A. I think they are there. We will be difficult to beat. The team is in good shape. The training camp in Norway and Germany went very well and there were a couple of good results. The only problem we face now, and I’m not making an excuse, is that we have injuries. Reamsochung Aimol, a potential starter, has fractured his leg and will be out for a couple of months. Ninthoi has an inflamed appendix and might undergo surgery. Plus we are missing four players from the World Cup U-17 squad, who cannot play in the AFC championship because of the second cutoff (age). So, we are without six players who went to Norway and Germany, but I stay with my opinion, it will be difficult to beat us.

Q. You are said to be constantly looking for left-footed players to get the balance in the team. Are you still searching?

A. I am not only looking for left-footed players, we are always looking out for players. This overseas scouting (trials were held in Dubai in June to tap young talent) will be of great help too. The door is always open, but it is getting more and more difficult to break into this team because the boys have really developed. We had a couple of boys from the scouting project (from Dubai) to train with us in Germany and they were not good enough, to be honest with you. But it doesn’t matter; they tried hard, but they saw us and said ‘wow, it was too fast for us’. Even technically and tactically they were not there. So, you can really see the progress of this team.

Q. We also have a B team, and a few of them are said to have progressed to the A team. What is the plan for them?

A. To be honest not too many have progressed. I and my assistant, we went over a year ago in April 2015 and we had a good look at the academy (in Goa). Then we went out on our own scouting trip and found a few players. The problem with the B team is that they don’t have a budget. They had a little exposure trip to Russia but that was only for five days and one match. That is not enough. As long as there is no budget and they only stay in the academy, do their training and play local teams, you cannot expect much development from them. From the B team, there is only one player who I like, and I’ll nominate him for the BRICS Cup (after the AFC event); after that basically that might be it for the B Team. The plan is to close the academy and release those players to clubs.

Q. What are your expectations from the team? We are playing two back-to-back tournaments, the AFC Championships and the BRICS tournament.

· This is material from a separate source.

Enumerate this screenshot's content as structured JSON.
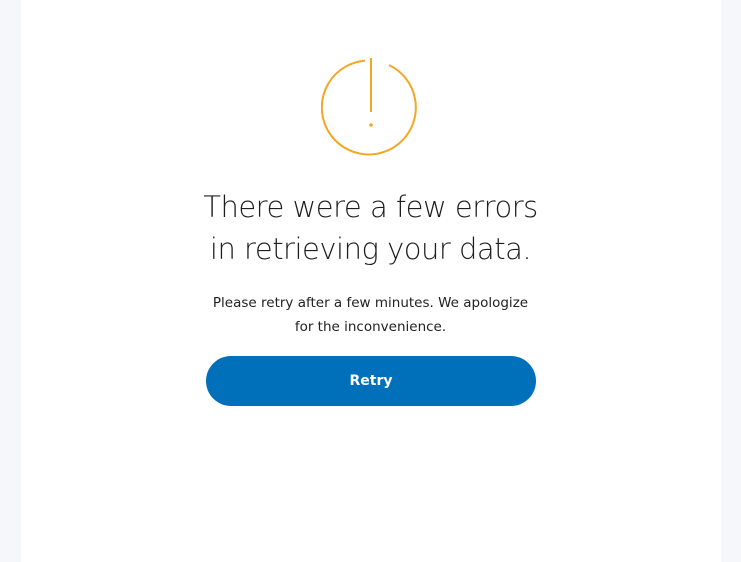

A. In the best case scenario we will have 11 international matches, from September 15 to October 15. This has never happened before in world football. It is almost too much, but on the other side, it is great exposure for my team. In the BRICS Cup, I finally can use all my players as there is no cap on substitutions, so we’re looking forward. The team also want to confirm the good results they delivered in Germany and Norway. They may feel pressure as this will be real competition against other national teams, the best in Asia. So, we are looking forward to that. Let’s hope for the best.